-------- Excerpted records --------
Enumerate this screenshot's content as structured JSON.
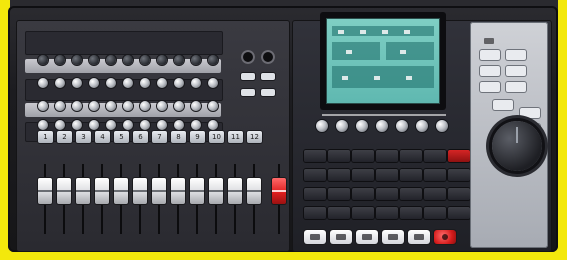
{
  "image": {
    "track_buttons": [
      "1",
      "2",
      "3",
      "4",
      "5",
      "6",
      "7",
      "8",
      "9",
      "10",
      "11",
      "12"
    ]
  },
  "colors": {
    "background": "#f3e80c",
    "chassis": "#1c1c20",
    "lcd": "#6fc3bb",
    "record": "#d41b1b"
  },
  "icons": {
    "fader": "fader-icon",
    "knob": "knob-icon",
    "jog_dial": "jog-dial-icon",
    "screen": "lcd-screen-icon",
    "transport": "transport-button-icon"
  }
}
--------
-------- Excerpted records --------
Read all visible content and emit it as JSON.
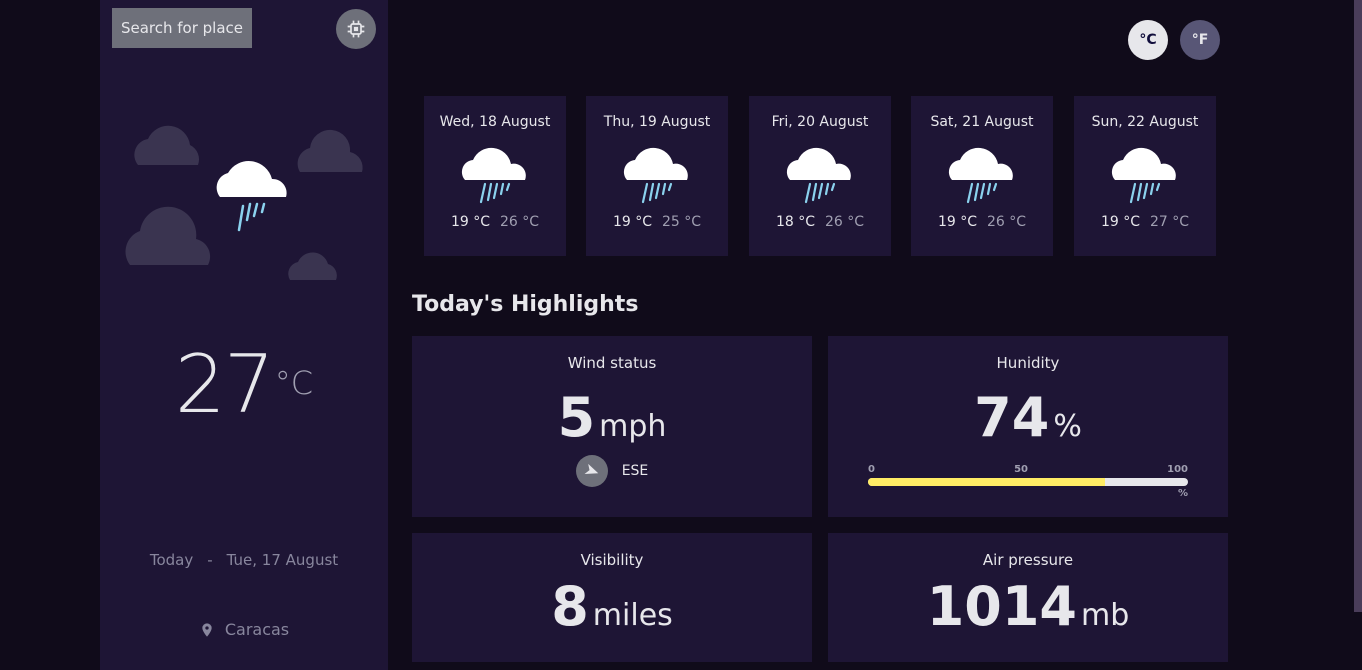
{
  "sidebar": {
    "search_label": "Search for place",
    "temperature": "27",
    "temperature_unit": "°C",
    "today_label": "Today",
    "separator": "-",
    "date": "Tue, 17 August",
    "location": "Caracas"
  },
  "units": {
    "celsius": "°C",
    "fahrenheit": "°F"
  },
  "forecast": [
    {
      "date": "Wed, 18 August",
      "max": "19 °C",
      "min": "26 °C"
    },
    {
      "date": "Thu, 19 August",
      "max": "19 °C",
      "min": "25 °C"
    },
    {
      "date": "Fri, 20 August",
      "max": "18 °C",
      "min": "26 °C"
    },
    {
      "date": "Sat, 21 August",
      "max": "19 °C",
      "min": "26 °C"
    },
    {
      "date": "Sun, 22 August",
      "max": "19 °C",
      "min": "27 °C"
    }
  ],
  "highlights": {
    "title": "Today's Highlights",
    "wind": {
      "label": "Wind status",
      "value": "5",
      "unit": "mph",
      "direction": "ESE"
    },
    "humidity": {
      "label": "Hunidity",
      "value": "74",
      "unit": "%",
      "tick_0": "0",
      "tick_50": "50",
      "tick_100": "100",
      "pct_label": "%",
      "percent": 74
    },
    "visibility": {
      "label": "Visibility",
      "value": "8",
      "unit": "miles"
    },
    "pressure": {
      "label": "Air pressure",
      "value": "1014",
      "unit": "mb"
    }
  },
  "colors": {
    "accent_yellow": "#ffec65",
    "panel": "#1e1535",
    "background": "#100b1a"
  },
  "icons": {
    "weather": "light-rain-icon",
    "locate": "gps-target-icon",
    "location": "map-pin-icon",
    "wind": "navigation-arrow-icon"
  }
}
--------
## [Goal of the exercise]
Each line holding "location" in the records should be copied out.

## [Response area]
    "location": "Caracas"
    "location": "map-pin-icon",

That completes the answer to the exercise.